Prime are clearly hoping to stir up a bit of controversy and boost their audience. They plan to show a “debate” following the screening, pitting cranks against scientists. By doing that they’re playing straight out of the sceptic playbook. They’re “teaching the debate”, when the debate has long since moved on to more interesting and relevant stuff. And they’re poisoning the well of public debate by showing material that’s been repeatedly demonstrated to be wrong. Prime should insist that Durkin corrects all the errors before the film is shown here, and identify it clearly as one man’s opinion, not a factual documentary. To provide some semblance of balance, they should drop the idea of a debate and replace it with a counterpoint from NZ’s climate scientists.

Freedom of speech should not extend to freedom to lie. The climate cranks want to make a political argument about climate policy – do nothing, or not very much, and then only slowly – but that is a political not a scientific argument. I’m happy to defend their right to hold their political opinions, but making up evidence in support of their arguments is simply wrong.

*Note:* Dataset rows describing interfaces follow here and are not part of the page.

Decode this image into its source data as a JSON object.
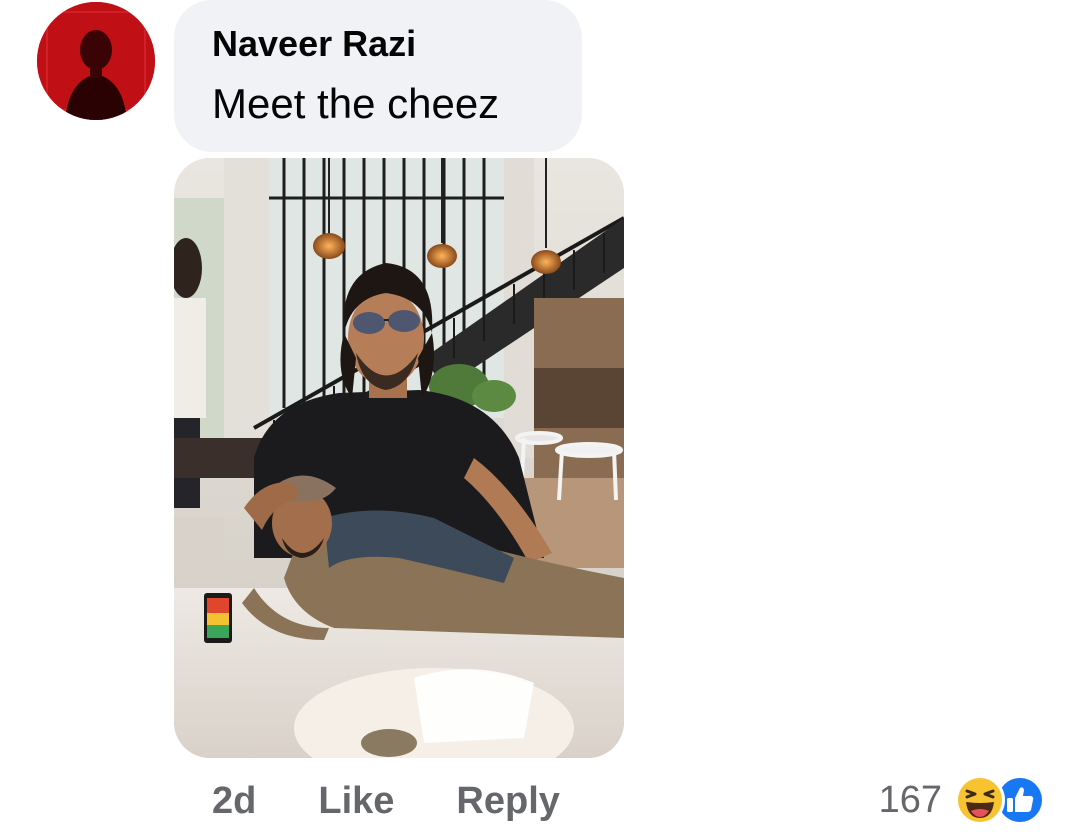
{
  "comment": {
    "author": "Naveer Razi",
    "text": "Meet the cheez",
    "timestamp": "2d",
    "like_label": "Like",
    "reply_label": "Reply",
    "reaction_count": "167",
    "reaction_icons": [
      "haha-icon",
      "like-icon"
    ]
  },
  "colors": {
    "bubble_bg": "#f0f2f5",
    "muted_text": "#65676b",
    "like_blue": "#1877f2",
    "haha_yellow": "#f7c331",
    "avatar_red": "#c8101a"
  }
}
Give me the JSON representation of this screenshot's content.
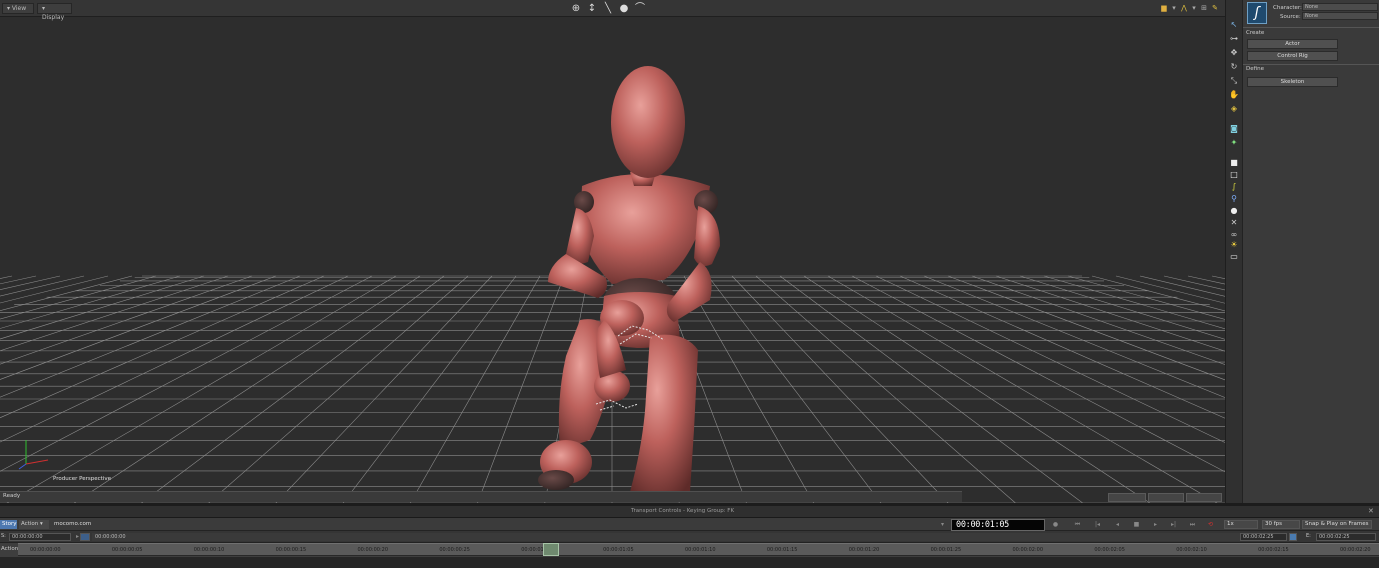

* Good summary of the row, and comprehensive links, at medialens.